Laboratories have expressed concerns over certain aspects of the MCERTS proposals as applied to the chemical testing of soils. Sampling is potentially a far greater source of data errors than is laboratory analysis, and there is as yet no comparable scheme addressing sampling, in-situ and field tests. The performance standards requested by the Environment Agency are too demanding and prescriptive for certain parameters (e.g. limit of detection of 20mg/kg for sulphates) and ill defined for certain parameters (e.g. are “polyaromatic hydrocarbons” represented by the sum of USEPA priority 16 or defined by other means?).

The Environment Agency is considering certification schemes to address field aspects including sampling. It is worth noting, at this point, that the Agency has produced guidance, (including Technical aspects of site investigation, P5-065/TR and Secondary model procedures for development of appropriate soil sampling strategies, P5-066/TR), though this has been poorly publicised.
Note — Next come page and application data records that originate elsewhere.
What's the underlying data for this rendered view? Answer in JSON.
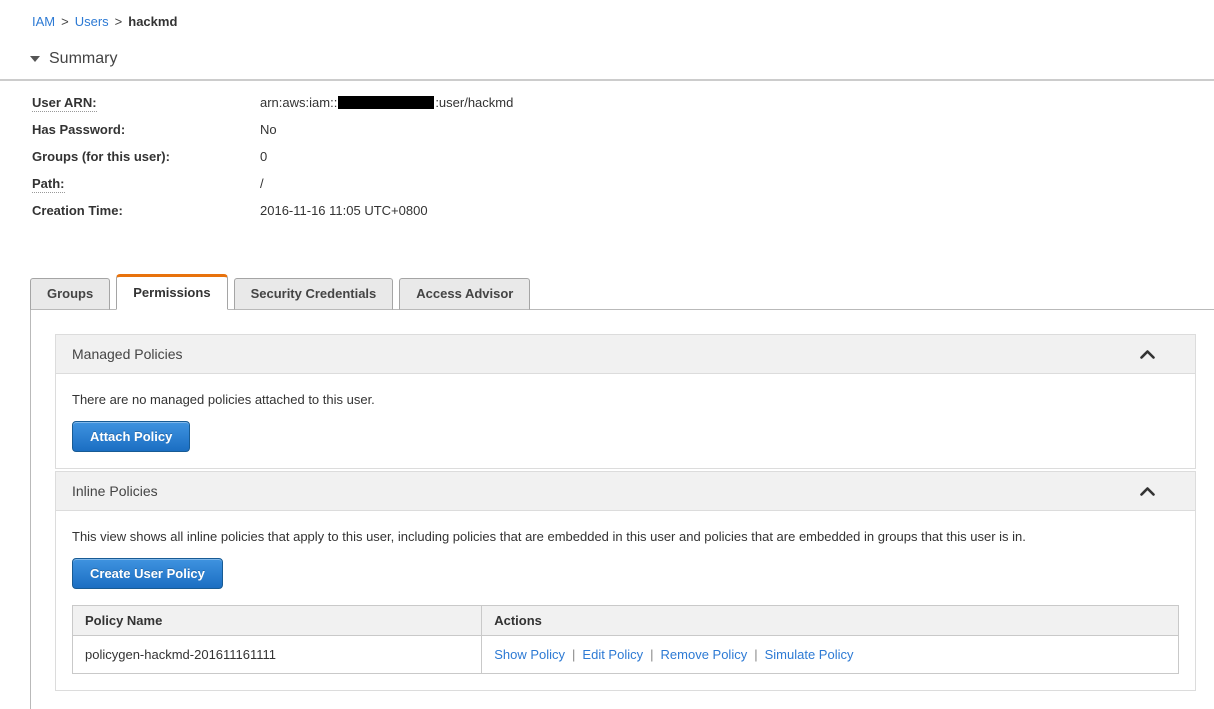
{
  "breadcrumb": {
    "separator": ">",
    "items": [
      {
        "label": "IAM"
      },
      {
        "label": "Users"
      },
      {
        "label": "hackmd"
      }
    ]
  },
  "summary": {
    "title": "Summary",
    "fields": [
      {
        "label": "User ARN:",
        "value_prefix": "arn:aws:iam::",
        "value_suffix": ":user/hackmd",
        "redacted": true
      },
      {
        "label": "Has Password:",
        "value": "No"
      },
      {
        "label": "Groups (for this user):",
        "value": "0"
      },
      {
        "label": "Path:",
        "value": "/"
      },
      {
        "label": "Creation Time:",
        "value": "2016-11-16 11:05 UTC+0800"
      }
    ]
  },
  "tabs": [
    {
      "label": "Groups",
      "active": false
    },
    {
      "label": "Permissions",
      "active": true
    },
    {
      "label": "Security Credentials",
      "active": false
    },
    {
      "label": "Access Advisor",
      "active": false
    }
  ],
  "managed_policies": {
    "title": "Managed Policies",
    "empty_text": "There are no managed policies attached to this user.",
    "attach_button": "Attach Policy"
  },
  "inline_policies": {
    "title": "Inline Policies",
    "description": "This view shows all inline policies that apply to this user, including policies that are embedded in this user and policies that are embedded in groups that this user is in.",
    "create_button": "Create User Policy",
    "table": {
      "headers": [
        "Policy Name",
        "Actions"
      ],
      "separator": "|",
      "rows": [
        {
          "policy_name": "policygen-hackmd-201611161111",
          "actions": [
            "Show Policy",
            "Edit Policy",
            "Remove Policy",
            "Simulate Policy"
          ]
        }
      ]
    }
  },
  "colors": {
    "accent_orange": "#e8720c",
    "link_blue": "#2d7ad4",
    "button_blue_top": "#3f93e0",
    "button_blue_bottom": "#1b6ec2"
  }
}
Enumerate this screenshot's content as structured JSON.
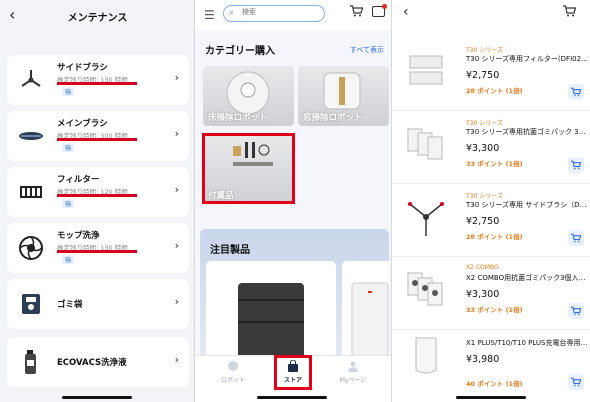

Accreditation of laboratories to BS EN ISO/IEC 17025:2000 (General requirements for the competence of testing and calibration laboratories) is significant: clause 4.1.2 states that it is the responsibility of the laboratory to carry out its testing and calibration activities in such a way as to satisfy the needs of the client. The requirement for the laboratory to understand the client’s needs is explicit. Currently, too many clients will commission testing without discussing objectives with the laboratory. Unfortunately, the market is driven by price rather than quality and there are still laboratories that offer methods that are inappropriate. An uninformed client cannot distinguish between good and bad service providers. The introduction of MCERTS and accreditation to BS EN ISO/IEC 17025:2000 could act as a catalyst to encourage the engagement of laboratories earlier in the investigation process, thus ensuring that the laboratory methods are fit for purpose.

MCERTS does not specify the methods of analysis, and proficiency testing shows an astonishingly wide variation in results for certain parameters. This is due to the variety of methods in use and economic pressures in a market where there is over capacity, as well as poor parameter definition and lack of performance standards. Method specification through international standards is an extremely slow process and not favoured in the UK. Research has however been undertaken, funded by the Government and the Environment Agency, on appropriate methods of analysis, and the results of this research are still awaited.

Finally, the risk assessment approach to contaminated land requires further guidance which has yet to be provided by the regulators, including suitability of leaching tests, bio-availability and toxicity assessments. The process of investigation and assessment is complex and potential for errors considerable, but MCERTS should at least address one part of the process and raise the importance of appropriate data.

References: Environment Agency, Performance Standard for Laboratories Undertaking Chemical Testing of Soil, May 2002, Version 1 <> UKAP, Good Regulation and Competitiveness Network – Environment Sector Study, July 2001, <> Hazel Davidson, VAM Bulletin No. 21, 1999, 4 , <>

*Note: The intention to implement to this timetable has been withdrawn to allow a more realistic timescale for the accreditation of laboratories. A statement on the EA website reads:

‘Having recently met with UKAS and discussed the concerns of a number of laboratories with respect to the timescales for compliance, the Agency has decided to revise the phased approach to implementation of its requirements to allow a longer lead in time. In addition, the Agency has decided to take this opportunity to review the detail set out in the performance standard with a view to streamlining the additional requirements over EN ISO/IEC 17025:2000 which are already assessed. We will issue a revised implementation policy and performance standard shortly. In the interim, laboratories are urged to seek the accreditation to EN ISO/IEC 17025:2000 for the chemical testing of soils which is already available.